### [WORK REQUIRED]
In your copy of the data below, reproduce every entry exactly and omit the pictures.

____ DATA FOR ANALYSIS

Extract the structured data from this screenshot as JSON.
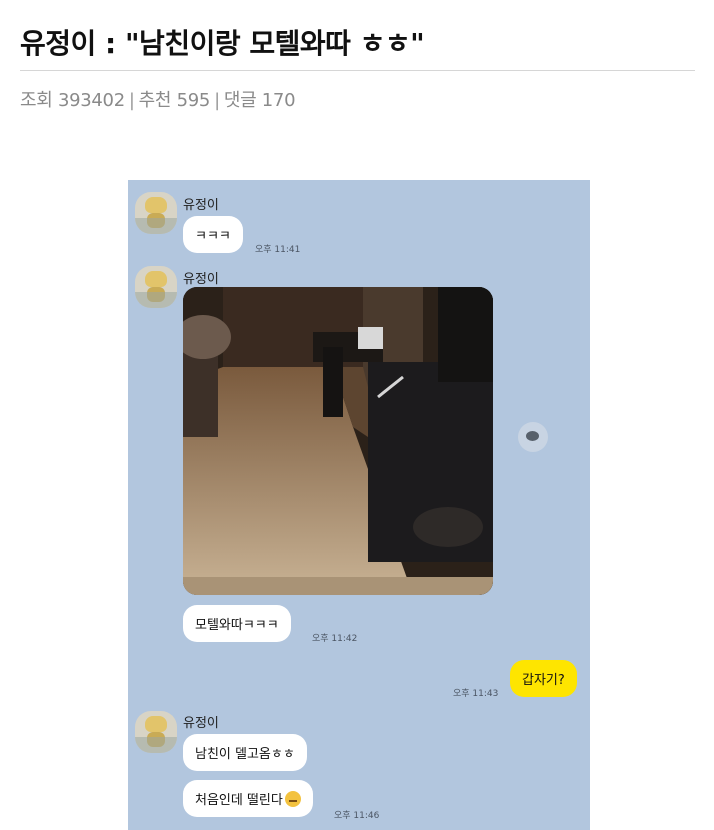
{
  "post": {
    "title": "유정이 : \"남친이랑 모텔와따 ㅎㅎ\"",
    "views_label": "조회",
    "views": "393402",
    "recommend_label": "추천",
    "recommend": "595",
    "comments_label": "댓글",
    "comments": "170",
    "separator": "|"
  },
  "chat": {
    "background": "#b2c6de",
    "sender_name": "유정이",
    "messages": [
      {
        "from": "other",
        "text": "ㅋㅋㅋ",
        "time": "오후 11:41"
      },
      {
        "from": "other",
        "type": "photo",
        "alt": "photo-of-motel-room"
      },
      {
        "from": "other",
        "text": "모텔와따ㅋㅋㅋ",
        "time": "오후 11:42"
      },
      {
        "from": "me",
        "text": "갑자기?",
        "time": "오후 11:43"
      },
      {
        "from": "other",
        "text": "남친이 델고옴ㅎㅎ",
        "time": ""
      },
      {
        "from": "other",
        "text": "처음인데 떨린다",
        "emoji": "grimace-face",
        "time": "오후 11:46"
      }
    ]
  }
}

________

### [ANSWER SPACE]
Extract the structured data from this screenshot as JSON.
{
  "post": {
    "title": "유정이 : \"남친이랑 모텔와따 ㅎㅎ\"",
    "views_label": "조회",
    "views": "393402",
    "recommend_label": "추천",
    "recommend": "595",
    "comments_label": "댓글",
    "comments": "170",
    "separator": "|"
  },
  "chat": {
    "background": "#b2c6de",
    "sender_name": "유정이",
    "messages": [
      {
        "from": "other",
        "text": "ㅋㅋㅋ",
        "time": "오후 11:41"
      },
      {
        "from": "other",
        "type": "photo",
        "alt": "photo-of-motel-room"
      },
      {
        "from": "other",
        "text": "모텔와따ㅋㅋㅋ",
        "time": "오후 11:42"
      },
      {
        "from": "me",
        "text": "갑자기?",
        "time": "오후 11:43"
      },
      {
        "from": "other",
        "text": "남친이 델고옴ㅎㅎ",
        "time": ""
      },
      {
        "from": "other",
        "text": "처음인데 떨린다",
        "emoji": "grimace-face",
        "time": "오후 11:46"
      }
    ]
  }
}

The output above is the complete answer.